News Briefs, part 2
Parent Company Files For Sale of United AirlinesThe Washington Post
United Airlines' parent company set in motion the sale of majority control to its employees Monday by filing documents with the Securities and Exchange Commission.
Investment bankers have valued the package at $170 to $173 a share. UAL Corp. stock closed Monday at $133.25, up $1.75.
For each share they now hold, shareholders would receive one-half a share of new United stock, $25.80 in cash, one share of preferred stock with a value of $31.10 and an initial dividend rate of 10.25 percent and unsecured debentures due in 2004 and 2014, according to the filings. The unsecured debentures, each with a principal amount of $15.55, carry initial interest rates of 9.00 percent and 9.70 percent.
Once the deal is completed, members of the Air Line Pilots Association, the International Association of Machinists and the company's nonunion employees will control at least 53 percent of United, under an employee stock ownership plan.
Nine of the 12 members of a new United board also were named Monday, reflecting a balance of interests between the pilots and machinists. Wall Street analysts have said they expect shareholders to approve the deal when they finally vote, probably in May.
Eugene Ionesco, `Theater of the Absurd' Playwright, Dies at 81Los Angeles Times
Eugene Ionesco, the Romanian-born playwright who was considered the godfather of the Theater of the Absurd and wrote the genre's best-known work, "The Rhinoceros," died Monday. He was 81.
Ionesco, who had recently suffered from bronchitis, died in his Paris home during a post-lunch nap, his wife, Rodika, said. For many years, he had had arthrosis, a disease of joint deterioration.
An allegory protesting totalitarianism, "Rhinoceros" involves townsfolk in a French village on a quiet Sunday morning who hear that a rhinoceros is charging through the streets. Illustrating that ordinary people find it difficult to resist the extraordinary, all the characters -- except the publisher's clerk, played in America by Wallach -- eventually turn into rhinoceroses.

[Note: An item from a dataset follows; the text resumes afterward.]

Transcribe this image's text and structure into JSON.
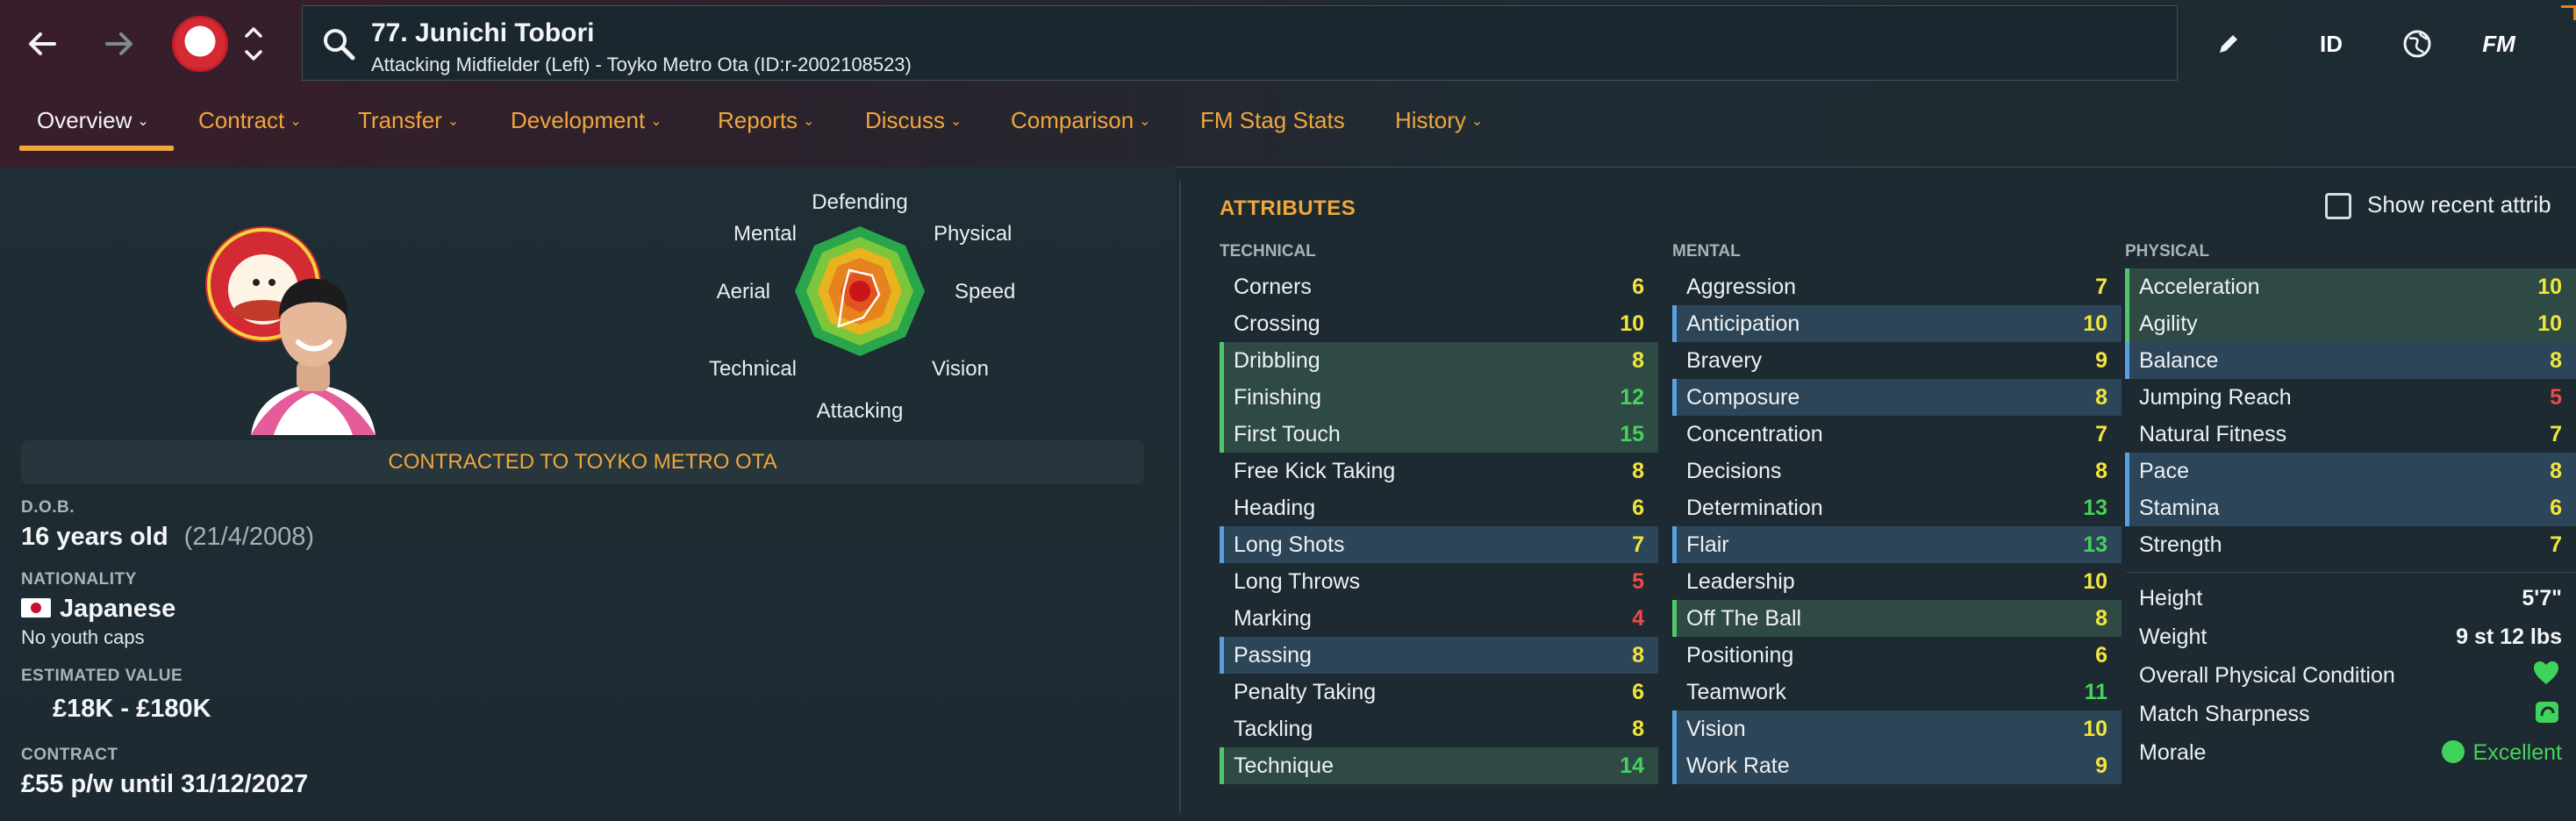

Born in Slatina, Romania, Ionesco spent his early childhood in Paris. He then returned to Romania until his colleagues' bow to Hitler prompted him to flee permanently to France. Eventually he became a French citizen.
Ionesco worked as a professor of French in Romania, and then for a publishing house when he moved to France. When Ionesco decided to transform his views on the absurdity of life into plays, his wife helped supported them by working in a lawyer's office.
Although critics were initially unimpressed when Ionesco's first play, "The Bald Soprano," premiered May 11, 1950, word of mouth prompted a surge in ticket sales. Ionesco was so encouraged he decided to devote all his time to writing plays as fast as he could turn them out.
Ionesco said he became a writer because literature seemed the surest path out of "abhorrent anonymity."
Among the trappings of fame he eventually achieved were entry into the respected Academie Francaise in 1970, the Ingersoll Foundation's annual T.S. Eliot Award for Creative Writing in 1985, and a commendation from the Los Angeles Theater Alliance in 1983.